It’s game on with Norco
Norco has entered the augmented reality universe with Cow’s Play — a gamified approach to educating kids on where their milk comes from and the important role animal wellbeing and enrichment has in producing great tasting milk.
With research revealing that one in four Aussie children aged five to 12 think their food originates from a supermarket shelf, the immersive Cow’s Play game aims to keep Norco’s virtual cows — Elle and Belle — happy through different forms of enrichment while delivering fun and engaging dairy facts.
A dairy category first, the augmented reality Cow’s Play game is today’s answer to the collectables of the past and can only be played by scanning the QR code on specially marked Norco labels on their two- and three-litre Full Cream and Lite milks, and two-litre Lactose Free Full Cream milk between August and November.
Commercial and strategy general manager Ben Menzies said Norco was always striving to ensure the co-operative remained at the forefront of dairy industry innovation.
“We have a highlighted focus on technology and product innovation, whilst supporting important dairy industry initiatives and driving consumer interest and demand,” he said.
“Our community of 280 dairy farmers have been raising the healthiest and happiest herds since 1895, and our farmers know that being at the forefront of animal enrichment is key to producing the tastiest, most nutritious milk.
“We felt utilising technology in the form of augmented reality gamification to educate our youngest consumers on where their food comes from, was a way of creating and sharing educational content in a fun and contemporary way.
“As the number of dairy farms continue to decline in Australia, we believe this platform enables our next generation of consumers to feel connected to where their food comes from, and more importantly connected to the hard-working Australian dairy farmers that play an integral role in nourishing Australian families every day.”
The importance of cows playing
Following research from University of New England, presented by PhD student Emily Dickson at the Dairy Research Foundation Symposium last November, dairy farmers have become increasingly curious about how to provide enrichment to promote better welfare for their herds.
According to Ms Dickson, enrichment promotes positive welfare which may have flow-on effects for milk production in dairy cows.
Moreover, environmental enrichment aims to increase the complexity of an animal’s environment, allowing it to explore the range of behaviours it can perform.
Ms Dickson said improving animal welfare through environmental enrichment is increasing but fundamental research to quantify the benefits and impact needs to be improved.
Norco dairy farmers Scott and Renae Connell are putting playful aspects of cow enrichment to the test with the integration of ball games and intervals of play time for their herd.

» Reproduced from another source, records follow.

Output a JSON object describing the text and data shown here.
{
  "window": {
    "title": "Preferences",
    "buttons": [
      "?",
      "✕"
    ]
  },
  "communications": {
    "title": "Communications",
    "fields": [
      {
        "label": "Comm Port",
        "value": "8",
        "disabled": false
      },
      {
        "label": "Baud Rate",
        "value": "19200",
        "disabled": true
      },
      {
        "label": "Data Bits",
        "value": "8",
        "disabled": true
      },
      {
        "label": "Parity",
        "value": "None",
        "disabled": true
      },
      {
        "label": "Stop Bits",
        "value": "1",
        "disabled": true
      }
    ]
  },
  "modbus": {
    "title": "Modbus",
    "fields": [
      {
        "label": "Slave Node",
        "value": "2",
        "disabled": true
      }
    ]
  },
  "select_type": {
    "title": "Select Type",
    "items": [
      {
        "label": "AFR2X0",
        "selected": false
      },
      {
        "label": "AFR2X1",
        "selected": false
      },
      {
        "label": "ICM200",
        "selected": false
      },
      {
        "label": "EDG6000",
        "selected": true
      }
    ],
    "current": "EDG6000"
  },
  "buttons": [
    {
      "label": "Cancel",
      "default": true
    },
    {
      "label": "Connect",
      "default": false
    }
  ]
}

Bringing Norco’s Cow’s Play program to life on-farm, the Connells are actively monitoring the positive impacts of ball playtime on their herd, a precursor to any further research studies on cow enrichment undertaken in Australia.